According to Rutley, payment options on smartphones such as Apple Pay are making m-commerce a more convenient, reliable and trustworthy way to shop compared with using ‘physical’ money.

‘Mobile technology could hold the answer to encouraging customers to spend larger amounts online,’ says Rutley.

The survey did find out however that few shoppers who bought the considered purchases online encountered any problems, and two thirds (67%) have never experienced any issues when buying online.

According to the research, shoppers said that there are lots of advantages to making purchases online.

Two thirds (67%) of those who prefer to buy online believe it is much quicker and easier than buying in store, and 57% think purchasing online is a great way to properly research a range of options without having to take the time to travel to different stores.

Almost a half of the respondents (45%) said that being able to select delivery times that fit with their busy lifestyle when is a benefit of buying online, while 25% like that they can instantly find out which products are in stock when shopping online.

Rutley said: “Retailers need to be highlighting the benefits of shopping via their online sites – they need to raise awareness about their fast delivery times, the ability to skip the queues, and the time it can save consumers.”

He added: “Customers could also be persuaded to buy online if retailers add to these benefits, perhaps by offering rewards or incentives like interest-free credit or online-only offers.
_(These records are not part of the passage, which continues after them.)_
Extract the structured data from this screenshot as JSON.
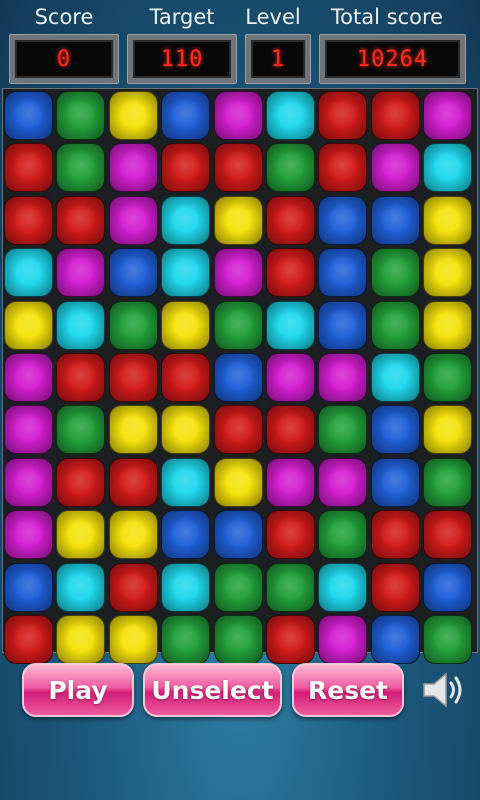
{
  "header": {
    "score_label": "Score",
    "target_label": "Target",
    "level_label": "Level",
    "total_label": "Total score",
    "score_value": "0",
    "target_value": "110",
    "level_value": "1",
    "total_value": "10264"
  },
  "colors": {
    "B": "#1f5fd8",
    "G": "#22a03a",
    "Y": "#f4e20a",
    "M": "#d31ed0",
    "C": "#1ed8ec",
    "R": "#d21a1a"
  },
  "board": {
    "rows": [
      [
        "B",
        "G",
        "Y",
        "B",
        "M",
        "C",
        "R",
        "R",
        "M"
      ],
      [
        "R",
        "G",
        "M",
        "R",
        "R",
        "G",
        "R",
        "M",
        "C"
      ],
      [
        "R",
        "R",
        "M",
        "C",
        "Y",
        "R",
        "B",
        "B",
        "Y"
      ],
      [
        "C",
        "M",
        "B",
        "C",
        "M",
        "R",
        "B",
        "G",
        "Y"
      ],
      [
        "Y",
        "C",
        "G",
        "Y",
        "G",
        "C",
        "B",
        "G",
        "Y"
      ],
      [
        "M",
        "R",
        "R",
        "R",
        "B",
        "M",
        "M",
        "C",
        "G"
      ],
      [
        "M",
        "G",
        "Y",
        "Y",
        "R",
        "R",
        "G",
        "B",
        "Y"
      ],
      [
        "M",
        "R",
        "R",
        "C",
        "Y",
        "M",
        "M",
        "B",
        "G"
      ],
      [
        "M",
        "Y",
        "Y",
        "B",
        "B",
        "R",
        "G",
        "R",
        "R"
      ],
      [
        "B",
        "C",
        "R",
        "C",
        "G",
        "G",
        "C",
        "R",
        "B"
      ],
      [
        "R",
        "Y",
        "Y",
        "G",
        "G",
        "R",
        "M",
        "B",
        "G"
      ]
    ]
  },
  "controls": {
    "play_label": "Play",
    "unselect_label": "Unselect",
    "reset_label": "Reset",
    "sound_icon": "speaker-icon"
  }
}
This is also another effective way to build trust and encourage repeat custom.”